While many Cambodians genuinely believe in the power of curses and the existence of tmops, researchers have generally been hard-pressed to identify anyone actively practising black magic and putting curses on others, says Erik W. Davis, author of Deathpower: Buddhism’s Ritual Imagination in Cambodia.
“Although nobody admits to being a tmop, there is a complete belief that tmop are everywhere. And many people will have stories about them,” he says. “One of the most common types of curse is to magically feed someone, and the way that works is they will magically put knives or buffalo skin inside [the cursed person’s] stomach. So you can imagine how that feels for the patient who then oftentimes dies tragically.”
Being accused of practising black magic can land a suspected tmop in a traditional court if they are one of Cambodia’s ethnic minorities. For the less fortunate, it can end in violent tragedy. In January 2014, a 55-year-old man named Khieu Porn from Kampong Speu province was hacked to death with an axe by neighbours who suspected that he practised black magic. Several months later, another suspected sorcerer, 36-year-old Pov Sovann, was stoned to death by a 600-strong mob.
Kru khmer, by contrast, are deeply respected members of the community. While they are not the only source of healing Cambodians seek out, their methods are valued.
“Lots of times people get very poor healthcare. They go to the doctor, the doctor gives them the wrong medicine, or doesn’t give the right diagnosis and, as a result, they don’t get better. And then there’s an assumption made that this [illness cannot be] cured by modern medicine. It’s something else… it’s coming from a spirit,” says Ian Baird, an assistant geography professor at the University of Wisconsin-Madison in the US, whose research interests include the ethnic peoples of Cambodia and Laos.

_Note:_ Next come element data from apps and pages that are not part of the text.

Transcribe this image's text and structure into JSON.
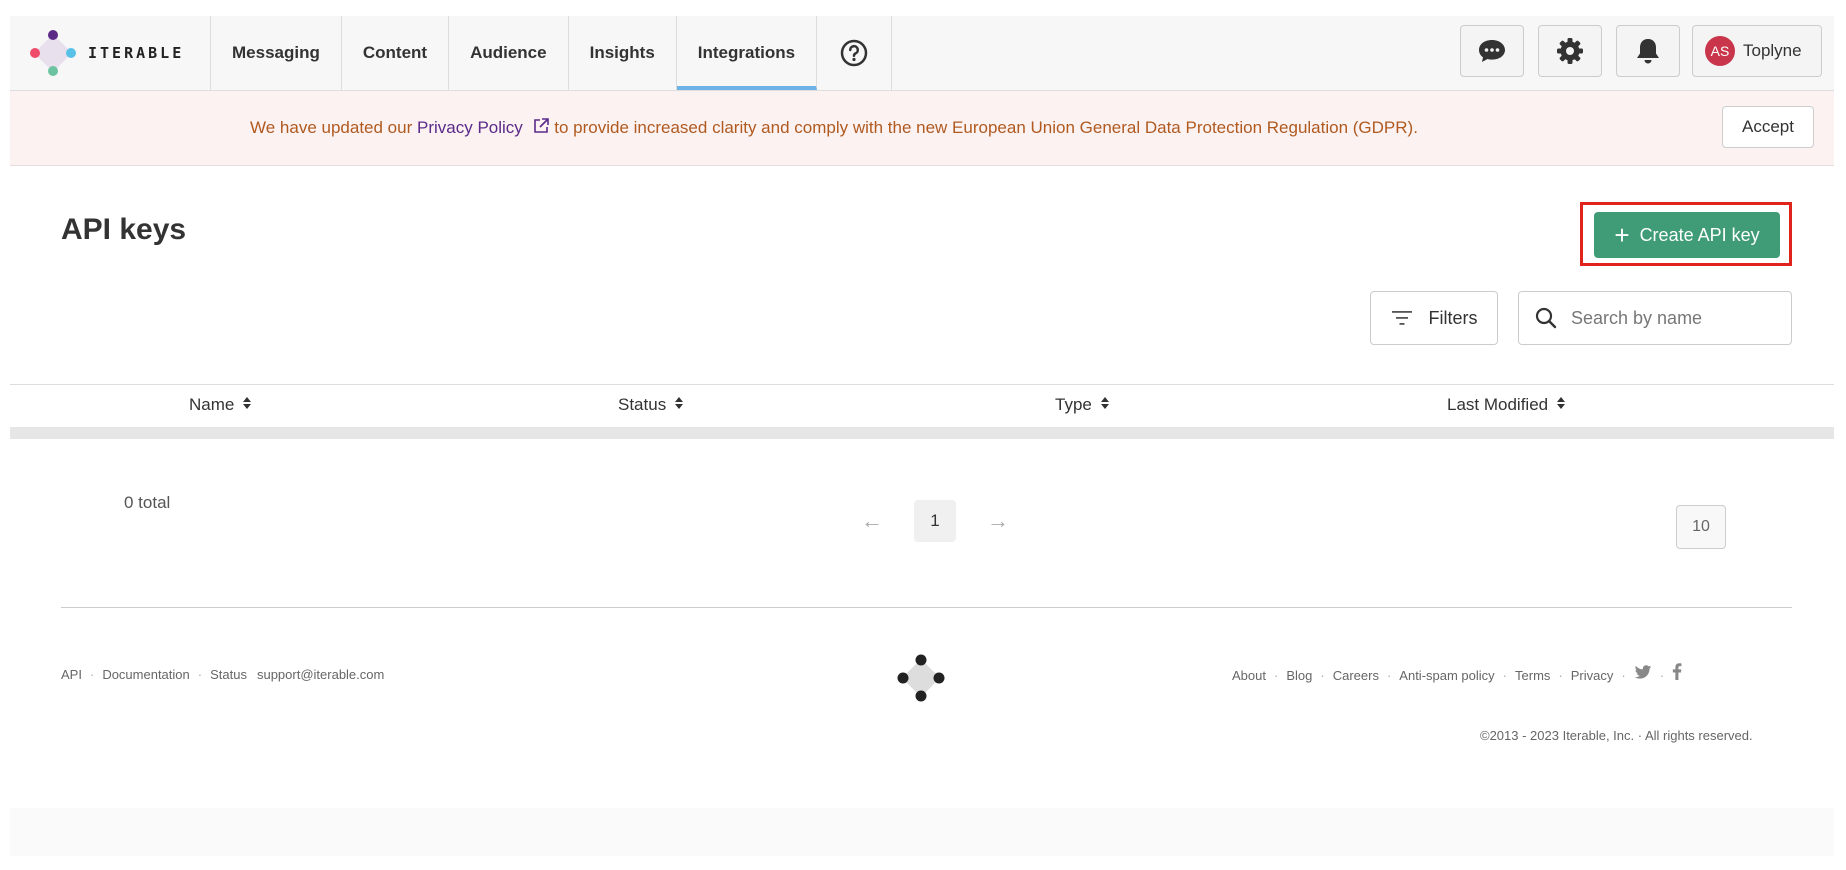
{
  "brand": {
    "name": "ITERABLE"
  },
  "nav": {
    "tabs": [
      "Messaging",
      "Content",
      "Audience",
      "Insights",
      "Integrations"
    ],
    "active_tab": "Integrations",
    "help_icon": "question-circle-icon"
  },
  "toolbar": {
    "chat_icon": "chat-icon",
    "settings_icon": "gear-icon",
    "notifications_icon": "bell-icon",
    "user_initials": "AS",
    "user_name": "Toplyne"
  },
  "banner": {
    "text_before": "We have updated our ",
    "link_text": "Privacy Policy",
    "text_after": " to provide increased clarity and comply with the new European Union General Data Protection Regulation (GDPR).",
    "accept_label": "Accept"
  },
  "page": {
    "title": "API keys",
    "create_label": "Create API key",
    "filters_label": "Filters",
    "search_placeholder": "Search by name"
  },
  "table": {
    "columns": [
      "Name",
      "Status",
      "Type",
      "Last Modified"
    ],
    "rows": [],
    "total_label": "0 total",
    "current_page": "1",
    "page_size": "10",
    "prev_arrow": "←",
    "next_arrow": "→"
  },
  "footer": {
    "left_links": [
      "API",
      "Documentation",
      "Status"
    ],
    "support_email": "support@iterable.com",
    "right_links": [
      "About",
      "Blog",
      "Careers",
      "Anti-spam policy",
      "Terms",
      "Privacy"
    ],
    "social_icons": [
      "twitter-icon",
      "facebook-icon"
    ],
    "copyright": "©2013 - 2023 Iterable, Inc. · All rights reserved."
  },
  "colors": {
    "accent_green": "#3f9c77",
    "active_tab_underline": "#6fb2e6",
    "banner_text": "#b05a20",
    "banner_link": "#5a2a8a",
    "highlight_box": "#e0241b",
    "avatar_bg": "#c9354a"
  }
}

This is perhaps the ghoul that curses every Cambodian: a healthcare system with one of the lowest doctor-patient ratios in the world, and where the vast majority of physicians are poorly trained, if they are trained at all. According to the most recent World Bank data, the country had just two physicians per 10,000 people in 2012. Add that to a poorly regulated pharmacological industry, which sees incorrect dosages and counterfeit medication being dispensed with alarming regularity, and it is easy to see why someone might turn to a spirit healer, says Baird.
That doesn’t mean it’s all just Khmer “snake oil”, according to Baird. After all, the placebo effect is a powerful thing. “If you really believe there is a spirit doctor coming and doing something and helping you, that can give you a really important lift mentally. That can be really significant in overcoming illnesses [with] the power of mind over body,” he says. “Sometimes these rituals can work. Sometimes it’s just by accident.”